• [To do]: Say how many lines of the listing below hold the word "replies". Give only that number.

• [Data supplied]:
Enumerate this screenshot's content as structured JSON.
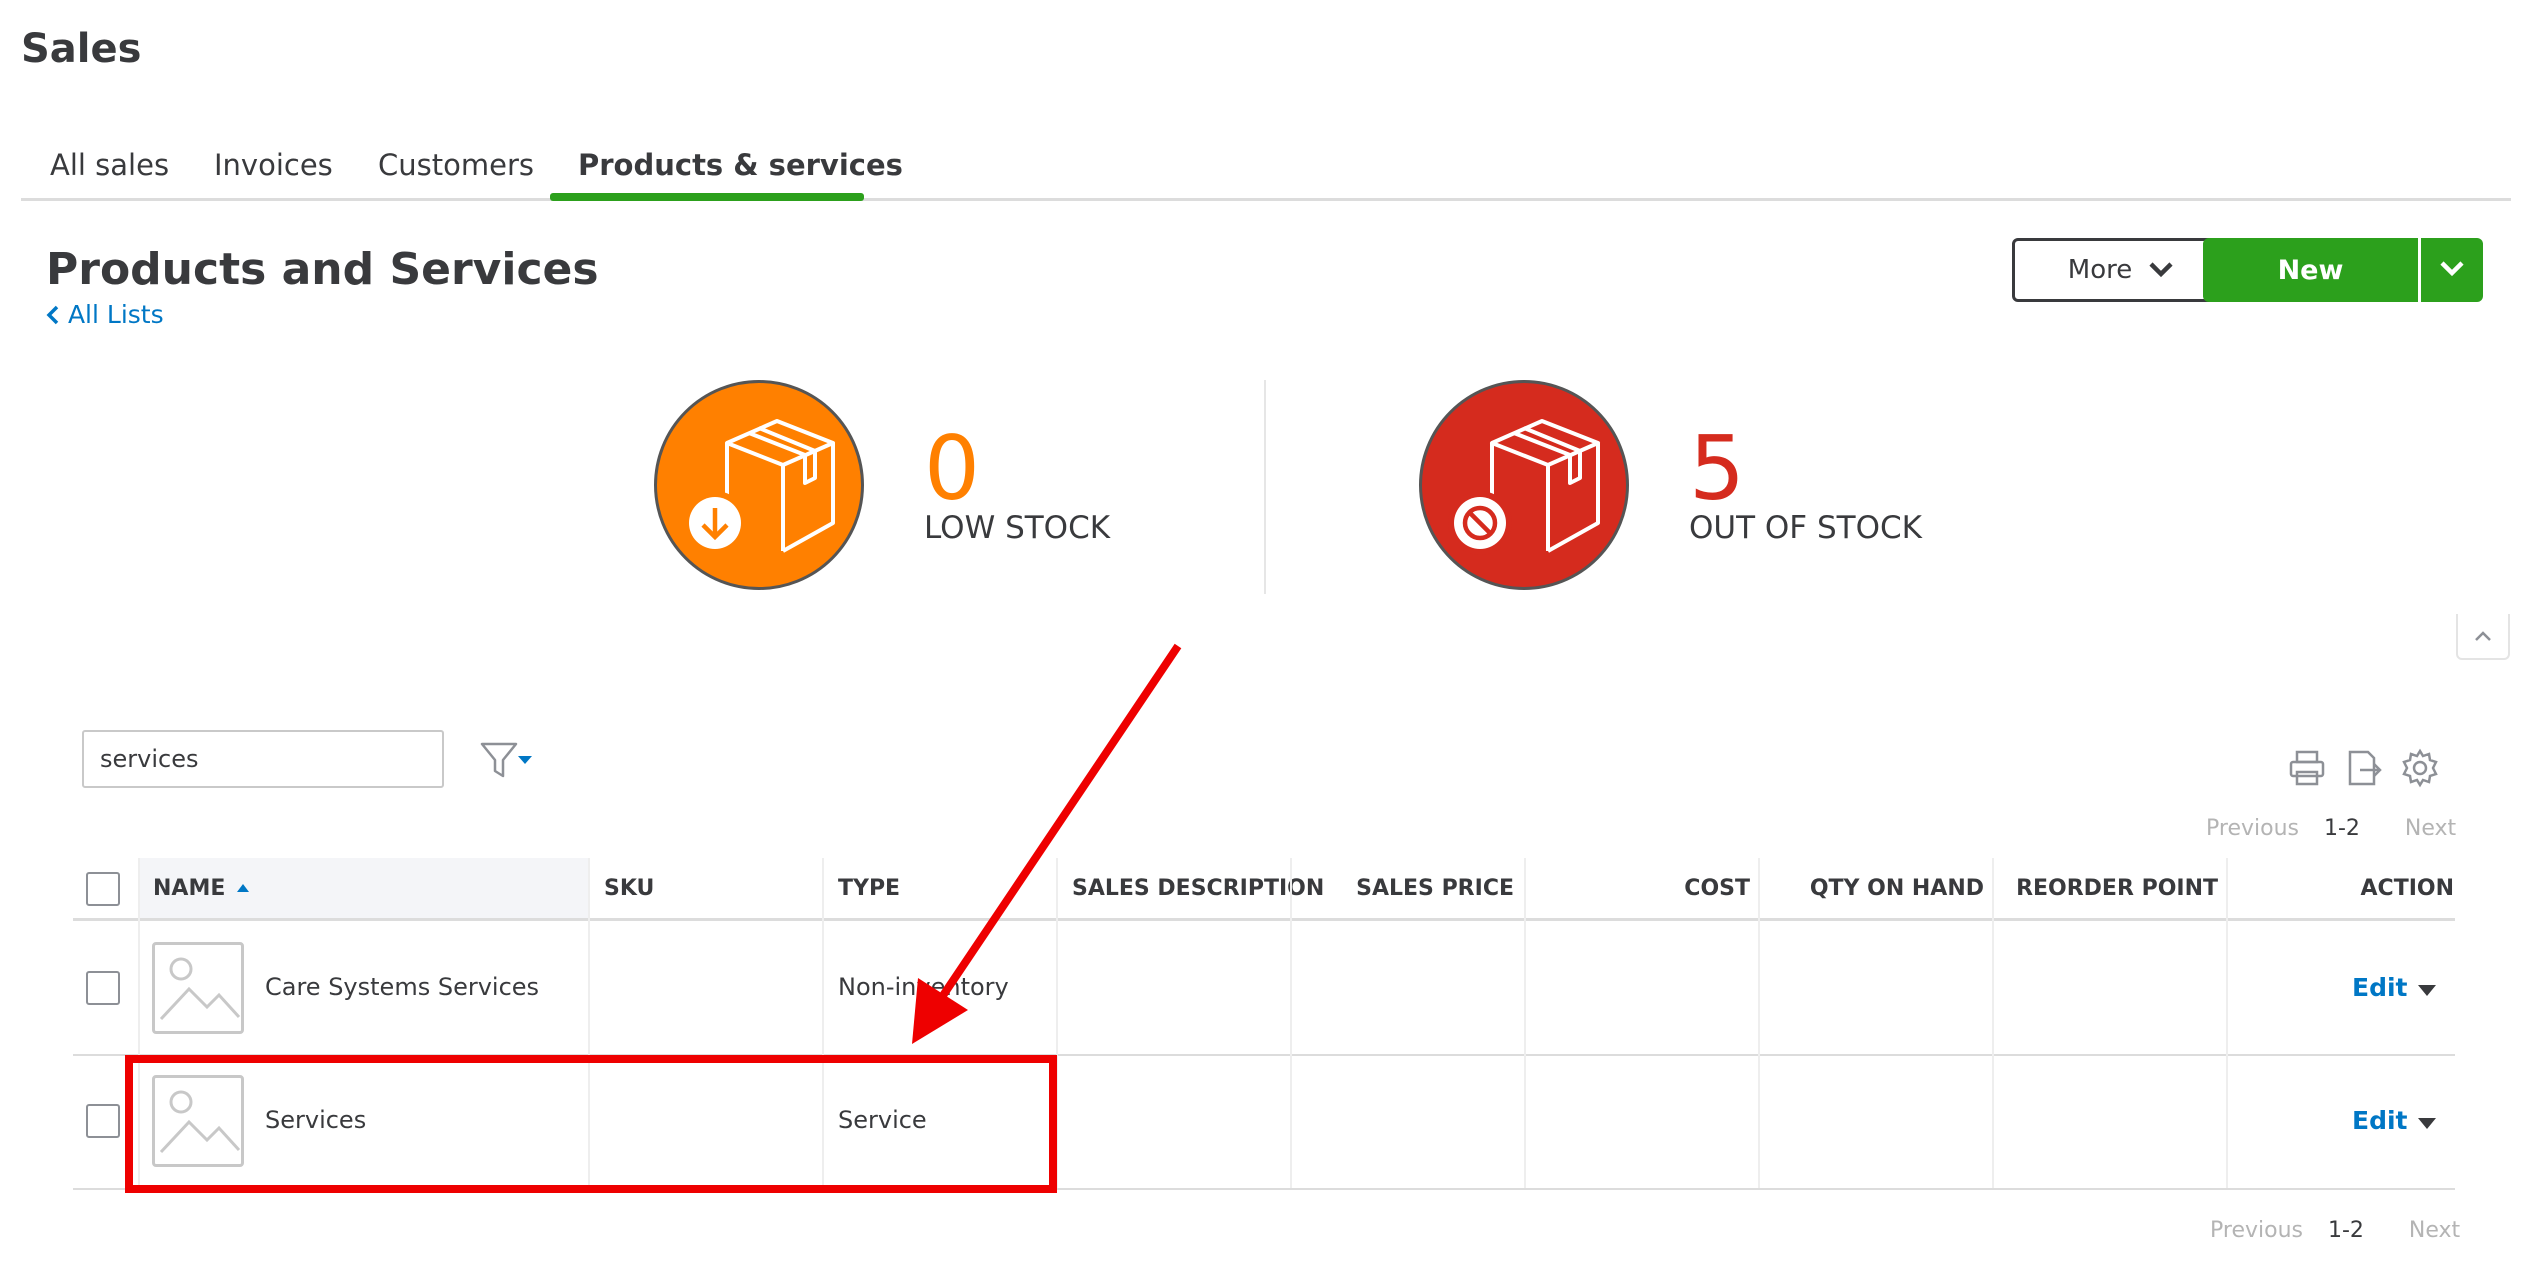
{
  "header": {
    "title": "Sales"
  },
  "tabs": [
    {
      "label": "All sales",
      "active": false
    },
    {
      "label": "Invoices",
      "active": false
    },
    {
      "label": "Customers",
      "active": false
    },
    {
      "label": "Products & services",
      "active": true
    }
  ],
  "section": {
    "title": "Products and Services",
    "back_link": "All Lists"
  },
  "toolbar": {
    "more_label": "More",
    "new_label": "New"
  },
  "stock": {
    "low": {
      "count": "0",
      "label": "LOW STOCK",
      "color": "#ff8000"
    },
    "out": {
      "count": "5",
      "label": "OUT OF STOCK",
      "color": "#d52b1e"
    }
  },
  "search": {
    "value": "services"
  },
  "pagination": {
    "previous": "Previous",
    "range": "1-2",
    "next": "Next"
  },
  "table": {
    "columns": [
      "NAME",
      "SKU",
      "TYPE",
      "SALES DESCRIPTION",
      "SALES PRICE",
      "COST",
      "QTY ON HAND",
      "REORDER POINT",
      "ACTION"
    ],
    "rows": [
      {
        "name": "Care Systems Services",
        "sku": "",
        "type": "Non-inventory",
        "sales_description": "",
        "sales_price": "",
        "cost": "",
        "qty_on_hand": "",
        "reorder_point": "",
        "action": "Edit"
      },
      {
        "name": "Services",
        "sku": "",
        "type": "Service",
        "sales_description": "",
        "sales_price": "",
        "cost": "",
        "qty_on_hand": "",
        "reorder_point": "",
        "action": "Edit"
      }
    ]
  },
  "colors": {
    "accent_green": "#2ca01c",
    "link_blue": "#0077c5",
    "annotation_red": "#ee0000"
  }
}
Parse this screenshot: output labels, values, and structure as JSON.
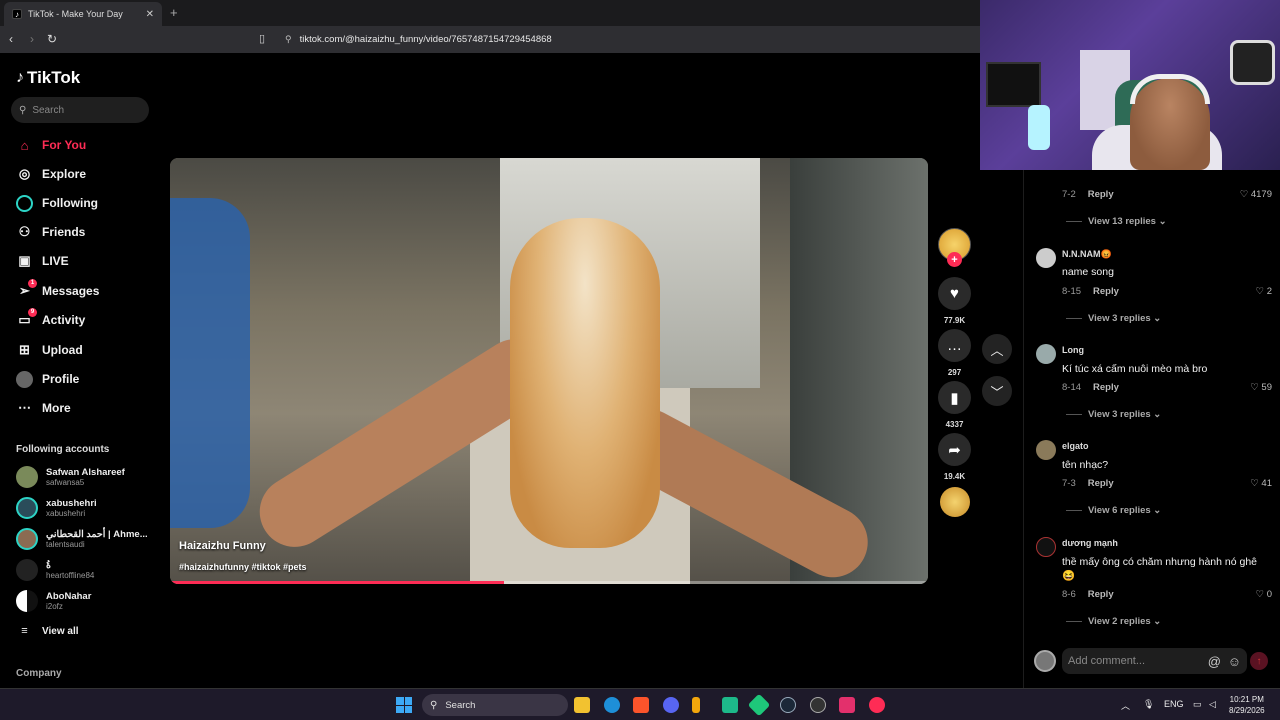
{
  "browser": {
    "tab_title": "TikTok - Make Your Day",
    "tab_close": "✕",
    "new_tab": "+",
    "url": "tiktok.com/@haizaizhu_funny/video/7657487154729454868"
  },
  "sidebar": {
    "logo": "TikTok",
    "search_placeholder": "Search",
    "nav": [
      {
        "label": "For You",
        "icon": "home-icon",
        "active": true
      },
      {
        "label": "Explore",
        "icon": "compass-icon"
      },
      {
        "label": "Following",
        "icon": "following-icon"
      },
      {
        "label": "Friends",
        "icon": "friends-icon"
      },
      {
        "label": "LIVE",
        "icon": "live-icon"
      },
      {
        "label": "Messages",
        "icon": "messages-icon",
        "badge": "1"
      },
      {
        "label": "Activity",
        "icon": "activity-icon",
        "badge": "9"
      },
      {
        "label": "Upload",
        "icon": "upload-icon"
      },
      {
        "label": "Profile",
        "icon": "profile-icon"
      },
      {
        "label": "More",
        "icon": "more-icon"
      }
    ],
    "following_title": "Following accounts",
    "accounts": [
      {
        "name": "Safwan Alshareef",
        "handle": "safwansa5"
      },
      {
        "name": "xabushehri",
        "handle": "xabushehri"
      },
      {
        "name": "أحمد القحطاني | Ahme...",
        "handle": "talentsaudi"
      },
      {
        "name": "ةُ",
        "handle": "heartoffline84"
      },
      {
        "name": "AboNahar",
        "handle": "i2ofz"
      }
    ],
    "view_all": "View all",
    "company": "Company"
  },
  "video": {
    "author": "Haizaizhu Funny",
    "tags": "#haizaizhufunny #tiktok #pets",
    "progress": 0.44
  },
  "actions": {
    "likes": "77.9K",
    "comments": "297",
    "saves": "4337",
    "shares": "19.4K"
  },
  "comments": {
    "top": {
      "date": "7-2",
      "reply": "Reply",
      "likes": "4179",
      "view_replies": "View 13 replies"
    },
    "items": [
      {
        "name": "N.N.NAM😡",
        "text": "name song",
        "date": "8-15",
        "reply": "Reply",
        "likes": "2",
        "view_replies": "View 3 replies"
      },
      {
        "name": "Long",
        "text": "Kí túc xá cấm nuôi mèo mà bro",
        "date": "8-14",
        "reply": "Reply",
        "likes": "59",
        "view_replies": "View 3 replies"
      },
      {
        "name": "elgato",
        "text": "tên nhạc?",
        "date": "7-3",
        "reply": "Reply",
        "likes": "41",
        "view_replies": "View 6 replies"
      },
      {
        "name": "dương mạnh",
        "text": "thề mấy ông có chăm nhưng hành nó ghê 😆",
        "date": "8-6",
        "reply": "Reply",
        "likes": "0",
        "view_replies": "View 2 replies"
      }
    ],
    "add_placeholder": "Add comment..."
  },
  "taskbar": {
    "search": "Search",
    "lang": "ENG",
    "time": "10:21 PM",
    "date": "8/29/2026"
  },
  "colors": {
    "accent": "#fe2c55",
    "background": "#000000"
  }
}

• [Answer box]: 5